- PROBLEM TO WORK ON:
Retype the records exactly, including every line.

= = =

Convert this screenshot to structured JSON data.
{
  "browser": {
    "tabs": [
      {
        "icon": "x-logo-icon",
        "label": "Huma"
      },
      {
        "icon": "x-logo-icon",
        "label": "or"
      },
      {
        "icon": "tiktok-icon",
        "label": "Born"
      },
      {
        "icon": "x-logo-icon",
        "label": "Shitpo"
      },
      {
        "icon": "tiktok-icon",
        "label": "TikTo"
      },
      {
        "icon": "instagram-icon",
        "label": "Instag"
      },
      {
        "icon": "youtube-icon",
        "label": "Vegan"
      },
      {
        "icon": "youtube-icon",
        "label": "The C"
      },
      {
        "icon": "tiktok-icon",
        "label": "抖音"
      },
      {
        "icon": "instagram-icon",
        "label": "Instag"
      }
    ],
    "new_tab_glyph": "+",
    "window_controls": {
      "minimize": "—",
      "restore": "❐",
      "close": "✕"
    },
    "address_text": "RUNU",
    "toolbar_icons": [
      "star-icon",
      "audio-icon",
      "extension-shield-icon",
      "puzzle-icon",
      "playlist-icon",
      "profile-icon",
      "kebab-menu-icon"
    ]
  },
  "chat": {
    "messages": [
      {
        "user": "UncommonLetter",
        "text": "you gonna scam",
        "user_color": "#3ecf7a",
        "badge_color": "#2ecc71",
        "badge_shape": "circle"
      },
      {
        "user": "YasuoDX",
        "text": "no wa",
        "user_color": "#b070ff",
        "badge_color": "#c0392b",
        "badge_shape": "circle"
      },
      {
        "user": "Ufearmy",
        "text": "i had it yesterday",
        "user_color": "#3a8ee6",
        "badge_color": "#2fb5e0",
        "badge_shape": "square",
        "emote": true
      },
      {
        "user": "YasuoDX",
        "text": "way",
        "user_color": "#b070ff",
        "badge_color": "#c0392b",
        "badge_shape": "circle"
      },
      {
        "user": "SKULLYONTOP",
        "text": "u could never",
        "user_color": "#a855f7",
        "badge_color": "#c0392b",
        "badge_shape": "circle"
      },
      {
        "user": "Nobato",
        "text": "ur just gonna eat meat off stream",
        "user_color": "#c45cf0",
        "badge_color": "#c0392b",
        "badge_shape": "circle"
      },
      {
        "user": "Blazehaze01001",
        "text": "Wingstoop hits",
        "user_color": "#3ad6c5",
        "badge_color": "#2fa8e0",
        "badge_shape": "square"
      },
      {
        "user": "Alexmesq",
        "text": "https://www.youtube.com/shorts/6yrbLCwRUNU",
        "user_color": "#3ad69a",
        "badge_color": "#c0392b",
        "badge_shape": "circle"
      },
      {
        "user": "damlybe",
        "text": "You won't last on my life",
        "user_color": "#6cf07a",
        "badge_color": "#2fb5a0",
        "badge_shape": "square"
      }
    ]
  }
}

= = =

- ANSWER SECTION:
Convert this screenshot to structured JSON data.
{
  "browser": {
    "tabs": [
      {
        "icon": "x-logo-icon",
        "label": "Huma"
      },
      {
        "icon": "x-logo-icon",
        "label": "or"
      },
      {
        "icon": "tiktok-icon",
        "label": "Born"
      },
      {
        "icon": "x-logo-icon",
        "label": "Shitpo"
      },
      {
        "icon": "tiktok-icon",
        "label": "TikTo"
      },
      {
        "icon": "instagram-icon",
        "label": "Instag"
      },
      {
        "icon": "youtube-icon",
        "label": "Vegan"
      },
      {
        "icon": "youtube-icon",
        "label": "The C"
      },
      {
        "icon": "tiktok-icon",
        "label": "抖音"
      },
      {
        "icon": "instagram-icon",
        "label": "Instag"
      }
    ],
    "new_tab_glyph": "+",
    "window_controls": {
      "minimize": "—",
      "restore": "❐",
      "close": "✕"
    },
    "address_text": "RUNU",
    "toolbar_icons": [
      "star-icon",
      "audio-icon",
      "extension-shield-icon",
      "puzzle-icon",
      "playlist-icon",
      "profile-icon",
      "kebab-menu-icon"
    ]
  },
  "chat": {
    "messages": [
      {
        "user": "UncommonLetter",
        "text": "you gonna scam",
        "user_color": "#3ecf7a",
        "badge_color": "#2ecc71",
        "badge_shape": "circle"
      },
      {
        "user": "YasuoDX",
        "text": "no wa",
        "user_color": "#b070ff",
        "badge_color": "#c0392b",
        "badge_shape": "circle"
      },
      {
        "user": "Ufearmy",
        "text": "i had it yesterday",
        "user_color": "#3a8ee6",
        "badge_color": "#2fb5e0",
        "badge_shape": "square",
        "emote": true
      },
      {
        "user": "YasuoDX",
        "text": "way",
        "user_color": "#b070ff",
        "badge_color": "#c0392b",
        "badge_shape": "circle"
      },
      {
        "user": "SKULLYONTOP",
        "text": "u could never",
        "user_color": "#a855f7",
        "badge_color": "#c0392b",
        "badge_shape": "circle"
      },
      {
        "user": "Nobato",
        "text": "ur just gonna eat meat off stream",
        "user_color": "#c45cf0",
        "badge_color": "#c0392b",
        "badge_shape": "circle"
      },
      {
        "user": "Blazehaze01001",
        "text": "Wingstoop hits",
        "user_color": "#3ad6c5",
        "badge_color": "#2fa8e0",
        "badge_shape": "square"
      },
      {
        "user": "Alexmesq",
        "text": "https://www.youtube.com/shorts/6yrbLCwRUNU",
        "user_color": "#3ad69a",
        "badge_color": "#c0392b",
        "badge_shape": "circle"
      },
      {
        "user": "damlybe",
        "text": "You won't last on my life",
        "user_color": "#6cf07a",
        "badge_color": "#2fb5a0",
        "badge_shape": "square"
      }
    ]
  }
}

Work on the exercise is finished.